Nigel McLoughlin highlights his pedagogical use of Stylistics for creating poetry. In his work with university Creative Writing students, he draws on the branch of Stylistics known as “Cognitive Stylistics”. This branch of Stylistics is concerned with understanding and explaining the mental processes involved in the reading of literary texts. In his teaching, Nigel encourages students to apply ideas and frameworks from Cognitive Stylistics in their making of poems. These ideas and frameworks usefully help the students to think through what effects they want to create in a poem, as well as what linguistic and cognitive structures can be used to create the desired effect. Nigel will illustrate his pedagogical approach with examples from students’ creative work, as well as their accompanying discussions and rationale for their creative choices in the poems they produced.

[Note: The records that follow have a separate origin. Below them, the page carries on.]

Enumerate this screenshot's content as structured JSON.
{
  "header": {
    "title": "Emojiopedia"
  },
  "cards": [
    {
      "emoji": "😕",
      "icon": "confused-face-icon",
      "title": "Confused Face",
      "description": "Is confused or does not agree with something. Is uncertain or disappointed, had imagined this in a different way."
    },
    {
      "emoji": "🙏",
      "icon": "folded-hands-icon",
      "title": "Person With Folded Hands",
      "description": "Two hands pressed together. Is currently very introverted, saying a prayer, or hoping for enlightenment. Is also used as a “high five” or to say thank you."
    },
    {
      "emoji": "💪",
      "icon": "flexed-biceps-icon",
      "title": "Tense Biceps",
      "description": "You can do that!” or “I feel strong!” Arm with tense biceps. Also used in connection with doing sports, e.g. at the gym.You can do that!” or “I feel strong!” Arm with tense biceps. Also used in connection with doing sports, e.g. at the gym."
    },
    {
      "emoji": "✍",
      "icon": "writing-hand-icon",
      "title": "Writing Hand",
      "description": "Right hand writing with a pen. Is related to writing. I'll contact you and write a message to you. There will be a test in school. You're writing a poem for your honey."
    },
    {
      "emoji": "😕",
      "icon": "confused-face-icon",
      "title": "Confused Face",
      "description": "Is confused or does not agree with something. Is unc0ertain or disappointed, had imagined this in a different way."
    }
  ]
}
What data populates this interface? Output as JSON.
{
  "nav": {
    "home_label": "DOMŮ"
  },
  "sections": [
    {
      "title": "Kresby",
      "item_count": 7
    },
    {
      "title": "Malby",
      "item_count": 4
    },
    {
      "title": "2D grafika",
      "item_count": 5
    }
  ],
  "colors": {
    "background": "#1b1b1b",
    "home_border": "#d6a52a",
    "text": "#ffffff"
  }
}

Nigel McLoughlin (University of Gloucestershire)
Kieran O’Halloran uses Stylistics pedagogically for creating “film poems” – films of poems. Undergraduates on his recent “Film, Poetry, Style” module* make film poems on their mobile phones for the purpose of developing their creative thinking. In the film poem genre, the film’s vision usually exceeds, often radically so, the likely intentions of the poet. This makes pedagogical usage of film poems ideal for fostering creative thinking. However, in this genre, the stylistic detail of the poem is largely bypassed in its cinematic realisation. Kieran’s pedagogy not only addresses this oversight/limitation, but crucially highlights how analysis of a poem’s style can be used to motivate the film’s creativity. As illustration, Kieran will play a short film made by a student, explaining how their analyses of simple features of the source poem’s style drove their cinematic realisation and, in doing so, reinforced/enhanced their natural gift for creative thinking.
Kieran O’Halloran (King’s College London)
Jeremy Scott’s focus is using insights from Stylistics in creating theatre. An integral part of the process of devising a play is improvisation: the playing out of scenarios and use of free-form exercises to develop pre-created characters and build a rough-sketch narrative. Jeremy’s paper will discuss a current and on-going theatre project he is writing (with Greg Lawrence), The Plant,** which makes use of these techniques, drawing directly on Stylistics to investigate notions of “theatricality” (also including the work of arts research student Jonathan Fitchett). His paper describes the creative processes involved (initial character sketching, improvisations, scripting), and then goes on to examine the results (video excerpts from rehearsals and the completed script) using a novel combination of analytical and theoretical frameworks drawn from Stylistics and Drama Theory. Jeremy highlights how employment of these frameworks productively articulates moments of theatricality and, in turn, usefully helps to support decisions the authors make in the crafting of the final script.
Jeremy Scott (University of Kent)
Through our spotlighting of how Stylistics can be used to help originate creative works, our panel will both make a novel contribution to the theme of the conference as well as concretely and accessibly convey how our approaches could be used by conference participants in their own creative / educational contexts.